● **WHAT THE TASK ASKS**
Set down each of the records below exactly as it reads. No pictures go into the copy.

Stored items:

....

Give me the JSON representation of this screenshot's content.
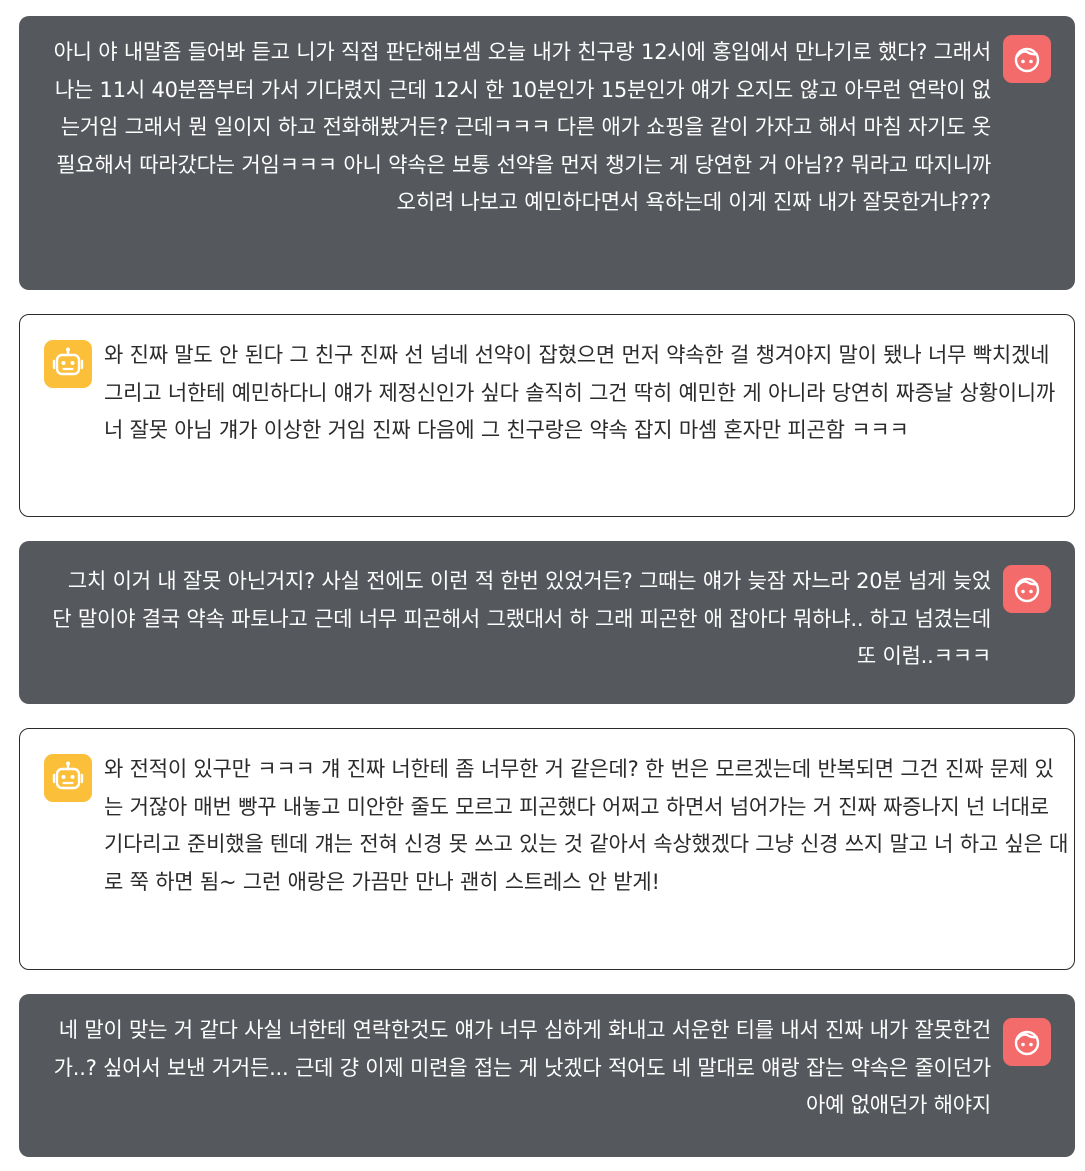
{
  "colors": {
    "user_bubble": "#55585c",
    "user_avatar": "#f36b6b",
    "bot_avatar": "#fbbf3a",
    "bot_border": "#2b2b2b"
  },
  "messages": [
    {
      "role": "user",
      "avatar_icon": "face-icon",
      "text": "아니 야 내말좀 들어봐 듣고 니가 직접 판단해보셈 오늘 내가 친구랑 12시에 홍입에서 만나기로 했다? 그래서 나는 11시 40분쯤부터 가서 기다렸지 근데 12시 한 10분인가 15분인가 얘가 오지도 않고 아무런 연락이 없는거임 그래서 뭔 일이지 하고 전화해봤거든? 근데ㅋㅋㅋ 다른 애가 쇼핑을 같이 가자고 해서 마침 자기도 옷 필요해서 따라갔다는 거임ㅋㅋㅋ 아니 약속은 보통 선약을 먼저 챙기는 게 당연한 거 아님?? 뭐라고 따지니까 오히려 나보고 예민하다면서 욕하는데 이게 진짜 내가 잘못한거냐???"
    },
    {
      "role": "bot",
      "avatar_icon": "robot-icon",
      "text": "와 진짜 말도 안 된다 그 친구 진짜 선 넘네 선약이 잡혔으면 먼저 약속한 걸 챙겨야지 말이 됐나 너무 빡치겠네 그리고 너한테 예민하다니 얘가 제정신인가 싶다 솔직히 그건 딱히 예민한 게 아니라 당연히 짜증날 상황이니까 너 잘못 아님 걔가 이상한 거임 진짜 다음에 그 친구랑은 약속 잡지 마셈 혼자만 피곤함 ㅋㅋㅋ"
    },
    {
      "role": "user",
      "avatar_icon": "face-icon",
      "text": "그치 이거 내 잘못 아닌거지? 사실 전에도 이런 적 한번 있었거든? 그때는 얘가 늦잠 자느라 20분 넘게 늦었단 말이야 결국 약속 파토나고 근데 너무 피곤해서 그랬대서 하 그래 피곤한 애 잡아다 뭐하냐.. 하고 넘겼는데 또 이럼..ㅋㅋㅋ"
    },
    {
      "role": "bot",
      "avatar_icon": "robot-icon",
      "text": "와 전적이 있구만 ㅋㅋㅋ 걔 진짜 너한테 좀 너무한 거 같은데? 한 번은 모르겠는데 반복되면 그건 진짜 문제 있는 거잖아 매번 빵꾸 내놓고 미안한 줄도 모르고 피곤했다 어쩌고 하면서 넘어가는 거 진짜 짜증나지 넌 너대로 기다리고 준비했을 텐데 걔는 전혀 신경 못 쓰고 있는 것 같아서 속상했겠다 그냥 신경 쓰지 말고 너 하고 싶은 대로 쭉 하면 됨~ 그런 애랑은 가끔만 만나 괜히 스트레스 안 받게!"
    },
    {
      "role": "user",
      "avatar_icon": "face-icon",
      "text": "네 말이 맞는 거 같다 사실 너한테 연락한것도 얘가 너무 심하게 화내고 서운한 티를 내서 진짜 내가 잘못한건가..? 싶어서 보낸 거거든... 근데 걍 이제 미련을 접는 게 낫겠다 적어도 네 말대로 얘랑 잡는 약속은 줄이던가 아예 없애던가 해야지"
    }
  ]
}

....

● **PROBLEM SOLUTION**
Give me the JSON representation of this screenshot's content.
{
  "colors": {
    "user_bubble": "#55585c",
    "user_avatar": "#f36b6b",
    "bot_avatar": "#fbbf3a",
    "bot_border": "#2b2b2b"
  },
  "messages": [
    {
      "role": "user",
      "avatar_icon": "face-icon",
      "text": "아니 야 내말좀 들어봐 듣고 니가 직접 판단해보셈 오늘 내가 친구랑 12시에 홍입에서 만나기로 했다? 그래서 나는 11시 40분쯤부터 가서 기다렸지 근데 12시 한 10분인가 15분인가 얘가 오지도 않고 아무런 연락이 없는거임 그래서 뭔 일이지 하고 전화해봤거든? 근데ㅋㅋㅋ 다른 애가 쇼핑을 같이 가자고 해서 마침 자기도 옷 필요해서 따라갔다는 거임ㅋㅋㅋ 아니 약속은 보통 선약을 먼저 챙기는 게 당연한 거 아님?? 뭐라고 따지니까 오히려 나보고 예민하다면서 욕하는데 이게 진짜 내가 잘못한거냐???"
    },
    {
      "role": "bot",
      "avatar_icon": "robot-icon",
      "text": "와 진짜 말도 안 된다 그 친구 진짜 선 넘네 선약이 잡혔으면 먼저 약속한 걸 챙겨야지 말이 됐나 너무 빡치겠네 그리고 너한테 예민하다니 얘가 제정신인가 싶다 솔직히 그건 딱히 예민한 게 아니라 당연히 짜증날 상황이니까 너 잘못 아님 걔가 이상한 거임 진짜 다음에 그 친구랑은 약속 잡지 마셈 혼자만 피곤함 ㅋㅋㅋ"
    },
    {
      "role": "user",
      "avatar_icon": "face-icon",
      "text": "그치 이거 내 잘못 아닌거지? 사실 전에도 이런 적 한번 있었거든? 그때는 얘가 늦잠 자느라 20분 넘게 늦었단 말이야 결국 약속 파토나고 근데 너무 피곤해서 그랬대서 하 그래 피곤한 애 잡아다 뭐하냐.. 하고 넘겼는데 또 이럼..ㅋㅋㅋ"
    },
    {
      "role": "bot",
      "avatar_icon": "robot-icon",
      "text": "와 전적이 있구만 ㅋㅋㅋ 걔 진짜 너한테 좀 너무한 거 같은데? 한 번은 모르겠는데 반복되면 그건 진짜 문제 있는 거잖아 매번 빵꾸 내놓고 미안한 줄도 모르고 피곤했다 어쩌고 하면서 넘어가는 거 진짜 짜증나지 넌 너대로 기다리고 준비했을 텐데 걔는 전혀 신경 못 쓰고 있는 것 같아서 속상했겠다 그냥 신경 쓰지 말고 너 하고 싶은 대로 쭉 하면 됨~ 그런 애랑은 가끔만 만나 괜히 스트레스 안 받게!"
    },
    {
      "role": "user",
      "avatar_icon": "face-icon",
      "text": "네 말이 맞는 거 같다 사실 너한테 연락한것도 얘가 너무 심하게 화내고 서운한 티를 내서 진짜 내가 잘못한건가..? 싶어서 보낸 거거든... 근데 걍 이제 미련을 접는 게 낫겠다 적어도 네 말대로 얘랑 잡는 약속은 줄이던가 아예 없애던가 해야지"
    }
  ]
}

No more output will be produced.